## What you have to do
Out of the data below, copy every line with the string "units".

(Data records for software interfaces)
--- --- ---
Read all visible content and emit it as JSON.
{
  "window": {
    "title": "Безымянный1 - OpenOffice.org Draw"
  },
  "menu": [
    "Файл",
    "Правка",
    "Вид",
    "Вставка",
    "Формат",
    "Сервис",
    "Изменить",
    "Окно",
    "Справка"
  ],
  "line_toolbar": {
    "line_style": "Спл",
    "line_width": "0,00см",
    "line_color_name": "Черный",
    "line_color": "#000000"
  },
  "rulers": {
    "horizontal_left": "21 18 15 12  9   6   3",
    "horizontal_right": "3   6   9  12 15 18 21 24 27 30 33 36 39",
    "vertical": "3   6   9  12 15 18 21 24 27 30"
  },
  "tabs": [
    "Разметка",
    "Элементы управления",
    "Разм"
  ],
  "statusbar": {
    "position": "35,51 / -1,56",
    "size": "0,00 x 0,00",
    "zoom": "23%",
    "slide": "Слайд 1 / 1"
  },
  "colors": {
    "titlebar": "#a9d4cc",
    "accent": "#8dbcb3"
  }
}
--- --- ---
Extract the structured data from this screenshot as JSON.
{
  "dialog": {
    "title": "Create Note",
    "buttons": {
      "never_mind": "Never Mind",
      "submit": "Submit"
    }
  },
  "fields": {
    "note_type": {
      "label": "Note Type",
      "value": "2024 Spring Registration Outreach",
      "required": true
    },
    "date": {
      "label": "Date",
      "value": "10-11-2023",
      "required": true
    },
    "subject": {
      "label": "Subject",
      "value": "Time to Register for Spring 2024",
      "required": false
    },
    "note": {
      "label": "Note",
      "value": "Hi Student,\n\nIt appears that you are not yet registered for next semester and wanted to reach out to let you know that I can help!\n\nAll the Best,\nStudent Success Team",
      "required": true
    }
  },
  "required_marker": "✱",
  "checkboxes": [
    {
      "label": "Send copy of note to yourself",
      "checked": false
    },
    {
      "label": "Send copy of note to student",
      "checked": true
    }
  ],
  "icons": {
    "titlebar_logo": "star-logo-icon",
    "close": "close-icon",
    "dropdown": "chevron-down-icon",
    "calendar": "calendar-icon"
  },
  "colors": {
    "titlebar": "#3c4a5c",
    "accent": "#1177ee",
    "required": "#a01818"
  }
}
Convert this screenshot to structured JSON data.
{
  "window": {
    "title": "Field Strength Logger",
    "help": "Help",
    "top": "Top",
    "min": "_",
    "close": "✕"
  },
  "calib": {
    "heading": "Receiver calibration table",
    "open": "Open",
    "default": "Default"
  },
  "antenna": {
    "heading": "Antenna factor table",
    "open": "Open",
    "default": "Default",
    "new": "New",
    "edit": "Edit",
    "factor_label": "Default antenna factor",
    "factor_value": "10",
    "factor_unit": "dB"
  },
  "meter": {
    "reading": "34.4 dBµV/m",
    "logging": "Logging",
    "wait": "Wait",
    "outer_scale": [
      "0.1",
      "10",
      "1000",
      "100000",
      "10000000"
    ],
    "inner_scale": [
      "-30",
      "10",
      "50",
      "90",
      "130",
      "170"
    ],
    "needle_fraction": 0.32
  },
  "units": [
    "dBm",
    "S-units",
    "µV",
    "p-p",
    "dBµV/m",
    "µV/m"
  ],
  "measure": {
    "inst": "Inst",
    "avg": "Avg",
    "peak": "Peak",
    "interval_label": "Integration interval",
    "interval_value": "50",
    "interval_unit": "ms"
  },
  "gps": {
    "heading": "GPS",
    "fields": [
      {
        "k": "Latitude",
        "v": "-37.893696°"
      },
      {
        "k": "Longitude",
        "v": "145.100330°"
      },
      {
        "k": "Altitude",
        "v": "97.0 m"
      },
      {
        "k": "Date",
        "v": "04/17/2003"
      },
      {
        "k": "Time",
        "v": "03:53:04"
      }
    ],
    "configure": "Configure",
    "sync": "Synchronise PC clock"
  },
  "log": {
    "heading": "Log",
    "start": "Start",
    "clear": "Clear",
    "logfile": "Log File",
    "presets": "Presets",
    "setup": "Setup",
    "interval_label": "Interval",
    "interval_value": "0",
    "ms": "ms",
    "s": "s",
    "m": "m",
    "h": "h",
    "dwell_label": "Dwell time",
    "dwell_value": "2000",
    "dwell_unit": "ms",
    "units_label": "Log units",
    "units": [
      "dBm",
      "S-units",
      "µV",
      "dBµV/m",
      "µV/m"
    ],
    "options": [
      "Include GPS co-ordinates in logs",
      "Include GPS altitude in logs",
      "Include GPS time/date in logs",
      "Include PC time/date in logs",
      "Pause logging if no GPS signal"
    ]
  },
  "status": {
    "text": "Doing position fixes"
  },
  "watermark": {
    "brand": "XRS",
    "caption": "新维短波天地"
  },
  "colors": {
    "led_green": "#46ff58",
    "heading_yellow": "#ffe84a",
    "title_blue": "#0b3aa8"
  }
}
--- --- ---
## Completed task
  "units": [
    "S-units",
    "units_label": "Log units",
    "units": [
      "S-units",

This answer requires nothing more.